[INFORMATION SUPPLIED — start]

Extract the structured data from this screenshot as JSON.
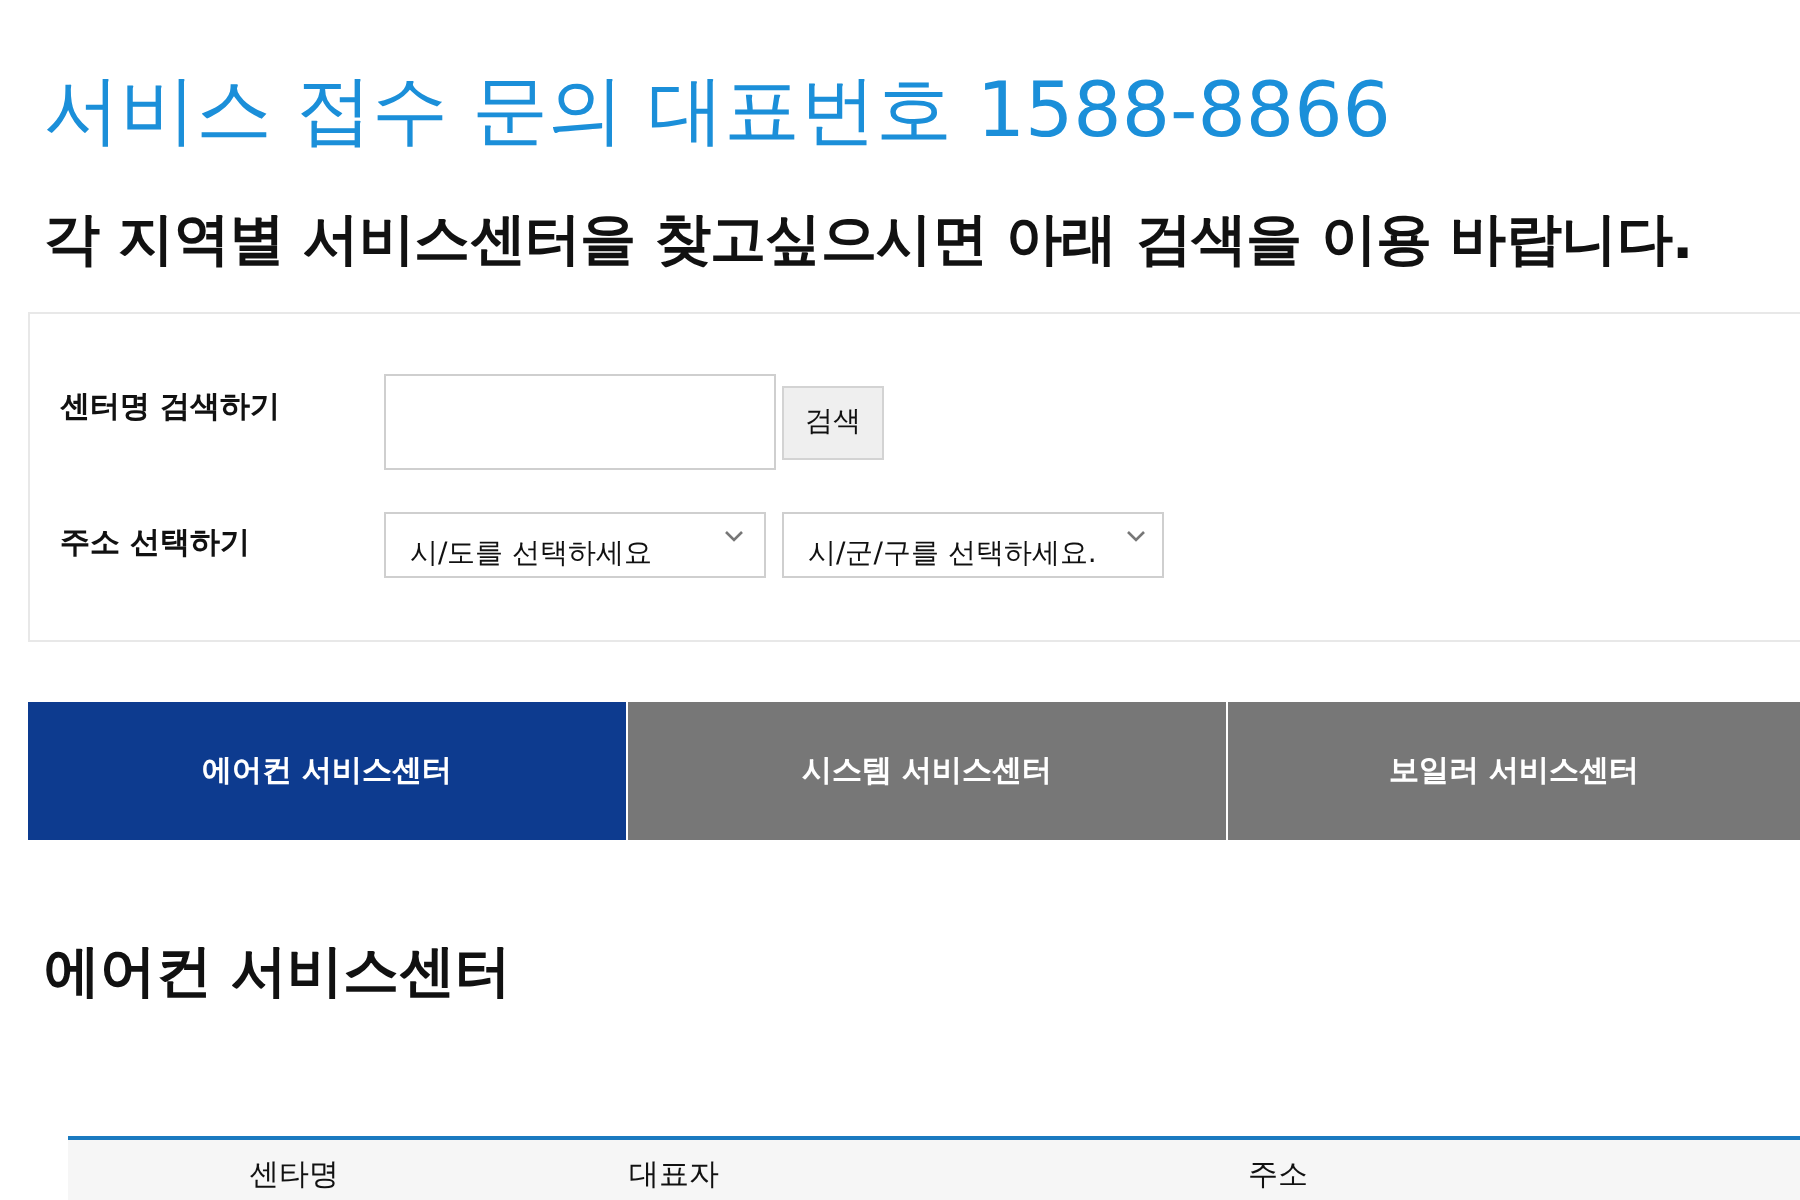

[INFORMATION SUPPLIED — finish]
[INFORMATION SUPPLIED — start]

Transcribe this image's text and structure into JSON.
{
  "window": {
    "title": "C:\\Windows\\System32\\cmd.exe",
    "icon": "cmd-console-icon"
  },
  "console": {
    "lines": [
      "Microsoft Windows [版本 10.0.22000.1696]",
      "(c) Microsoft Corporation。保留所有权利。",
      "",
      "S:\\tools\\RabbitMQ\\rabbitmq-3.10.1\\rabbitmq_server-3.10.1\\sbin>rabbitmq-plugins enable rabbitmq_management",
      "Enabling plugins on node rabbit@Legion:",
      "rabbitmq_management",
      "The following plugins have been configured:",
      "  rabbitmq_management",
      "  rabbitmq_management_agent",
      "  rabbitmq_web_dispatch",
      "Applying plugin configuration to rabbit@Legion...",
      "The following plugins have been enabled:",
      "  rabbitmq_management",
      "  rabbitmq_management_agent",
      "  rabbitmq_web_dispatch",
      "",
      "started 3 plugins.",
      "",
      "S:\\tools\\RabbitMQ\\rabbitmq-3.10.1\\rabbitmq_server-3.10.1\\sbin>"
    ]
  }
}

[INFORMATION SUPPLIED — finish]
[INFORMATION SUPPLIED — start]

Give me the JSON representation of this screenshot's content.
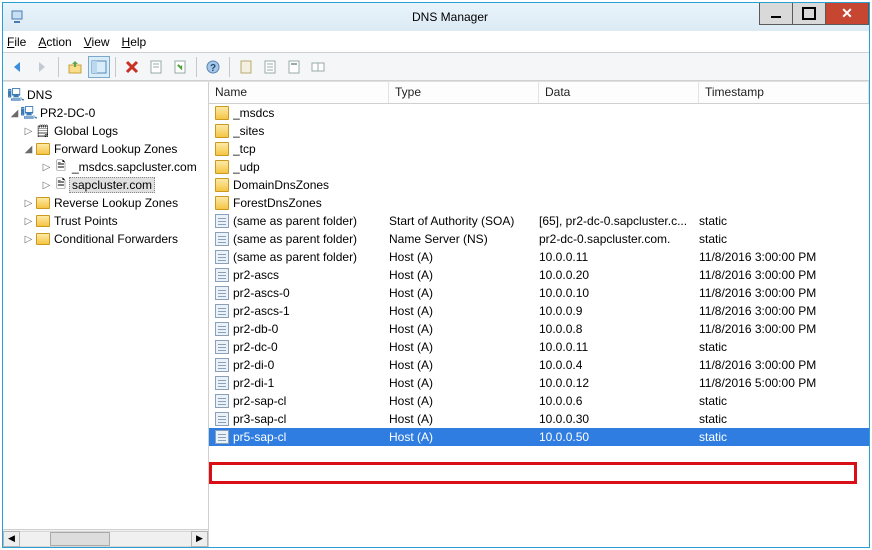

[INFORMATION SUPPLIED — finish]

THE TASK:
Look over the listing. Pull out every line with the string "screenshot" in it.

EXPECTED OUTPUT:
Extract the structured data from this screenshot as JSON.
Give me the JSON representation of this screenshot's content.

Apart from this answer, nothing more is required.